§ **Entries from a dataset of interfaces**

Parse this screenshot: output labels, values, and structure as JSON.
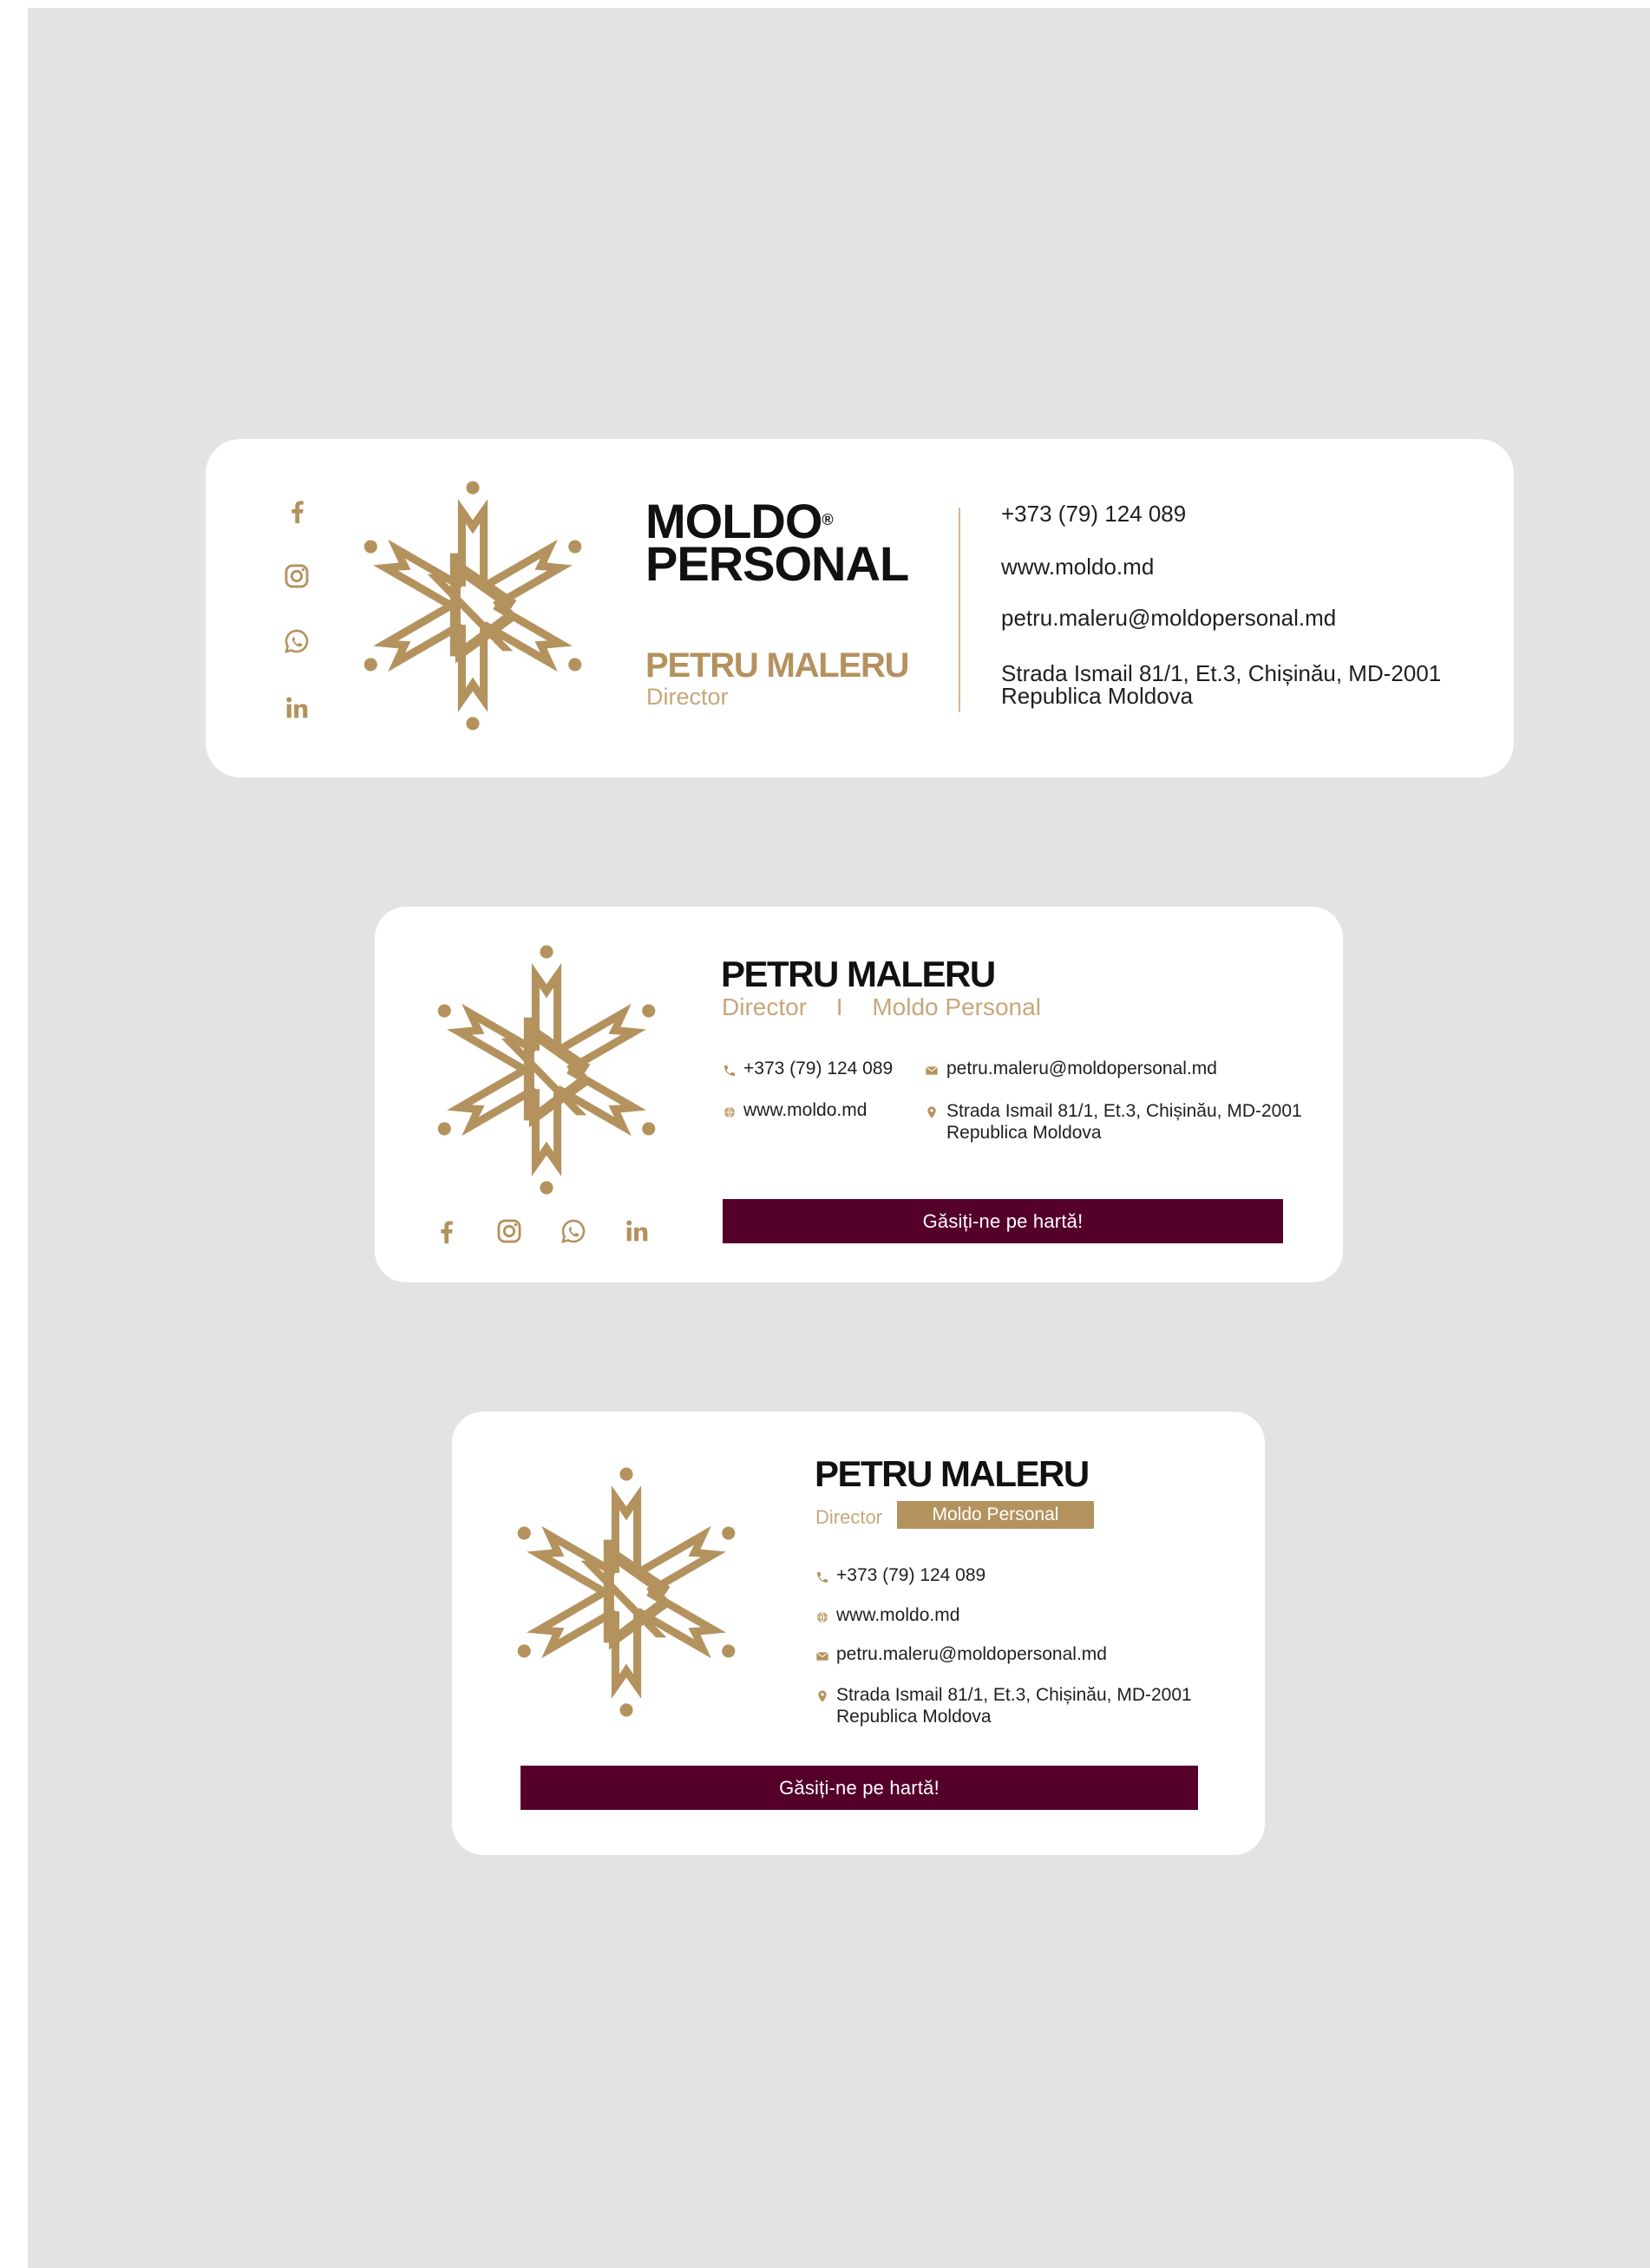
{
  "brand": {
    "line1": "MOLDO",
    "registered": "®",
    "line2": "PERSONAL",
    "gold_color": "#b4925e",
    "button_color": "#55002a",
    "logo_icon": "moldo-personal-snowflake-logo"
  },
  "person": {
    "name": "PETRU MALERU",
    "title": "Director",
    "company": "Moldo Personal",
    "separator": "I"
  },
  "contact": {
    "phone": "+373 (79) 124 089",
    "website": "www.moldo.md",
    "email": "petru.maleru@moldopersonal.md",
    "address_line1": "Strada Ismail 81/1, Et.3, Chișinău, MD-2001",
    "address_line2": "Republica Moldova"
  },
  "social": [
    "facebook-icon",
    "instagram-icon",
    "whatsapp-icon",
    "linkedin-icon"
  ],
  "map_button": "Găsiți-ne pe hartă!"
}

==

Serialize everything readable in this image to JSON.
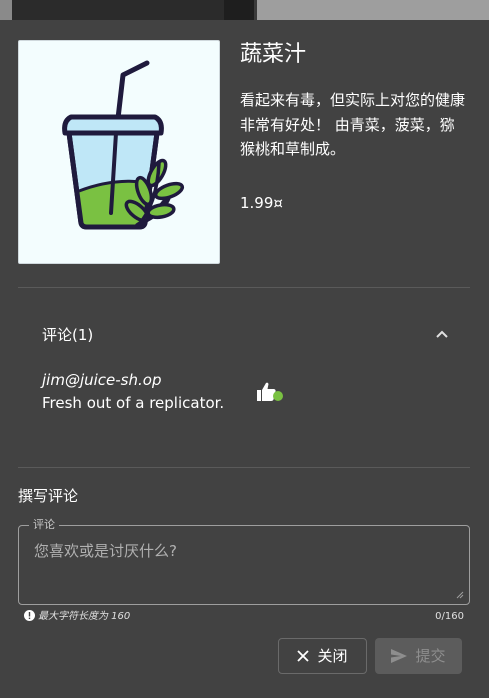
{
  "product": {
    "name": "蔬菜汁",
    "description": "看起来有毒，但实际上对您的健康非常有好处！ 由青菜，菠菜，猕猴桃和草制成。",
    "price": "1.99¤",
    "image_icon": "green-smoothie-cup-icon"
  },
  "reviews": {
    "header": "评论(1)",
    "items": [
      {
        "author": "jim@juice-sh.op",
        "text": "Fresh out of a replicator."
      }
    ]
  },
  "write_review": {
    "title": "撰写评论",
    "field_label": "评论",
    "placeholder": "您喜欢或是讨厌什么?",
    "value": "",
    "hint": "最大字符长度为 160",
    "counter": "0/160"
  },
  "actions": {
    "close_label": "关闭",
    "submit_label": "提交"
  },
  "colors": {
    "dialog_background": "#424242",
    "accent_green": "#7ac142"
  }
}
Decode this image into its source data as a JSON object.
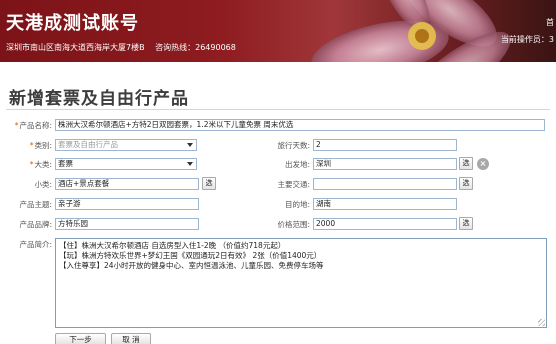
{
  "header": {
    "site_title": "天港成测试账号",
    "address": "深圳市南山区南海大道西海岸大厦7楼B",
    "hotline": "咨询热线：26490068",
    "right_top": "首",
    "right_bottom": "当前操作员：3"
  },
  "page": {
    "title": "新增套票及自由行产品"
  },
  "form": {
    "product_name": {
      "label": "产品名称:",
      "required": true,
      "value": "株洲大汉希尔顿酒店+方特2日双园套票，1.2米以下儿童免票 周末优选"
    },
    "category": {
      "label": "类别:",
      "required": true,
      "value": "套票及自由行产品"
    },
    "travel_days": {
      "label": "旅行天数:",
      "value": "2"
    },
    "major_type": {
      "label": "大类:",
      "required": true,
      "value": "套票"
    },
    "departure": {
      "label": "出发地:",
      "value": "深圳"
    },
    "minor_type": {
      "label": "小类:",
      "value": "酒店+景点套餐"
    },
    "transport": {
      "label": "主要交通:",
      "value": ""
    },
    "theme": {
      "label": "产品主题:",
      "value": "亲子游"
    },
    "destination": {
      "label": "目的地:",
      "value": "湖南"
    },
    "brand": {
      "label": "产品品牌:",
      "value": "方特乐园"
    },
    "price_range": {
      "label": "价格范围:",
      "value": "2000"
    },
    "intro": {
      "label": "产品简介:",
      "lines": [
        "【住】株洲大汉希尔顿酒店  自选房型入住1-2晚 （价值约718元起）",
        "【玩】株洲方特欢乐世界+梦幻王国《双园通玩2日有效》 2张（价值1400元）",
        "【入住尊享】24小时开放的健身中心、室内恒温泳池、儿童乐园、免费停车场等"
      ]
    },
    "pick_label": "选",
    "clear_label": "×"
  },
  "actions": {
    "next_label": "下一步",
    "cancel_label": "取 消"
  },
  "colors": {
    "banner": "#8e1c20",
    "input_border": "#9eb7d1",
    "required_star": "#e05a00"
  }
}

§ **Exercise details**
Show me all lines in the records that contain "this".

§ **Solved problem**
Parse this screenshot: output labels, values, and structure as JSON.
Serialize everything readable in this image to JSON.
Decode this image into its source data as a JSON object.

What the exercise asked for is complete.